Florida has reported its highest single day spike for COVID-19 deaths and the number of infections in fellow hotspot state Texas has now surpassed 400,000, prompting fears the United States has lost control of the outbreak despite a plateau in cases across the country.
The death toll in Florida increased by 186 on Monday, bringing the total number of deaths in the third-most populous US state to 6,117, according the state’s health department.
It is the the highest single-day spike since the start of the coronavirus pandemic.
Texas, the second-most populous state, added more than 6,000 new cases on Monday, pushing its total to 401,477.
Only three other states – California, Florida and New York – have more than 400,000 total cases.
The widening outbreak has pushed the US death toll from COVID-19 closer to the 150,000 mark. The national death toll rose to 148,298 on Monday, with more than 4.3 million confirmed cases.
The surge in cases in Florida prompted President Donald Trump last week to cancel his Republican Party’s nominating convention events in Jacksonville in late August.
Major League Baseball has also postponed some games in its truncated delayed season after a number of Miami Marlins members tested positive for the virus.
There is, however, a glimmer of hope in the data from Texas, where the state health department reported that current hospitalizations due to COVID-19 fell on Monday.
The surges came as new COVID-19 cases across the US have started to decline for the first time in five weeks and the average daily toll of 66,000 infections is now the lowest it has been in 10 days.
Infections have been surging since early June when COVID-19 started spreading rapidly throughout the Sunbelt states and the US recorded single daily highs of more than 77,000 infections.
The US is now showing early signs that surging case numbers may be leveling out with week-over-week tallies showing infections have dropped two percent for the first time after rising steadily for five weeks.
The seven-day average for daily infections this week is now just under 66,000.
The downward trend in cases is prominent in the hotspot states of Florida, Texas, Arizona and California where governors and local officials rolled back reopenings to curb the infection rate. But even as cases start to plateau in those hard-hit states, 22 other states are currently seeing an increase in new infections.
Twenty states are seeing steady case numbers and eight states saw decreases in the number of infections in the last week.
Cases are mostly rising in the Midwest, which public health officials say is a sign the virus is spreading north from the Sunbelt states.
Infections also surged this week in some Northeastern states, like New Jersey, where infections fell after peaking in April.
The states that saw the highest increases compared to the previous week are Hawaii (87.6%), New Jersey (67%), Alaska (64%), Mississippi (52%), Connecticut (45.7%), Nebraska (44%) and Missouri (38.7%).
Meanwhile, deaths across the US have risen for the third straight week with 15 states reporting weekly increases in fatalities for at least two consecutive weeks, according to a Reuters tally of state and county reports.

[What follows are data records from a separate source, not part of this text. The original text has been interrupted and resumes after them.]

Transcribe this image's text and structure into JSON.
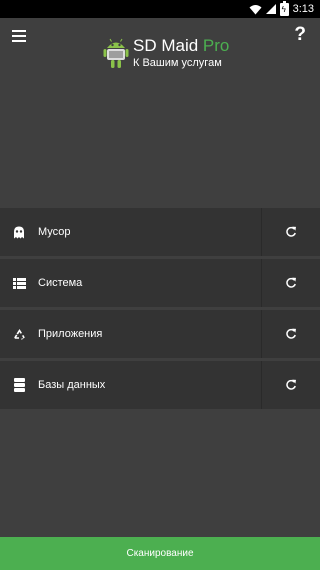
{
  "status_bar": {
    "time": "3:13"
  },
  "header": {
    "title_main": "SD Maid",
    "title_accent": "Pro",
    "subtitle": "К Вашим услугам",
    "help_label": "?",
    "menu_icon": "hamburger-icon",
    "logo_icon": "android-logo-icon"
  },
  "items": [
    {
      "label": "Мусор",
      "icon": "ghost-icon"
    },
    {
      "label": "Система",
      "icon": "list-icon"
    },
    {
      "label": "Приложения",
      "icon": "recycle-icon"
    },
    {
      "label": "Базы данных",
      "icon": "database-icon"
    }
  ],
  "scan_button": {
    "label": "Сканирование"
  },
  "colors": {
    "accent": "#4caf50",
    "background": "#3f3f3f",
    "row_bg": "#333333"
  }
}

In Texas, more than 1,000 people died in the last seven days, or 20 percent of the state’s more than 5,000 total deaths.
Deaths increased in the last week in Georgia (89%), Missouri (85%), Kansas (80%), South Carolina (73%), Louisiana (73%), New Mexico (65%) and Nevada (61%).
Even those deaths are rising across the US, they remain well below levels seen in April when an average of 2,000 people a day were dying from the virus.
Health experts have indicated the death toll may not be as bad this time around possibly because a large share of the current cases are younger people, who are less likely to die, and because of advances in treatment and knowledge of the virus.
Deaths are a lagging indicator and can continue to rise weeks after new infections drop. A coronavirus death, when it occurs, typically comes several weeks after a person is first infected.
Dr Deborah Birx, the head of the White House COVID-19 taskforce, has continued to urge states with rising infections to close bars, cut back on indoor dining and to mandate face masks in order to stop the spread of the virus.
She said the surge in cases that has plagued Sunbelt states since Memorial Day is now being seen elsewhere, which is a sign that the virus is now spreading North.
The states with rising cases should be closing bars, cutting back on indoor restaurant capacity and limiting social gatherings to 10 people, Dr Birx warned.
She also said all Americans should be wearing masks when out in public or around other people.
‘We can see what is happening in the South moving North,’ Dr Birx said. ‘We do believe there are states that do need to close their bars.’
Dr Anthony Fauci, a fellow task force member, said there were signs the recent surge could be peaking in hard-hit states like Florida and Texas while other parts of the country may be on the cusp of growing outbreaks.
‘They may be cresting and coming back down,’ Fauci, head of the National Institute of Allergy and Infectious Diseases, told ABC’s Good Morning America regarding the state of the outbreak in several Sunbelt states.
Fauci said there was a ‘very early indication’ that the percentage of coronavirus tests that were positive was starting to rise in other states, such as Ohio, Indiana, Tennessee and Kentucky.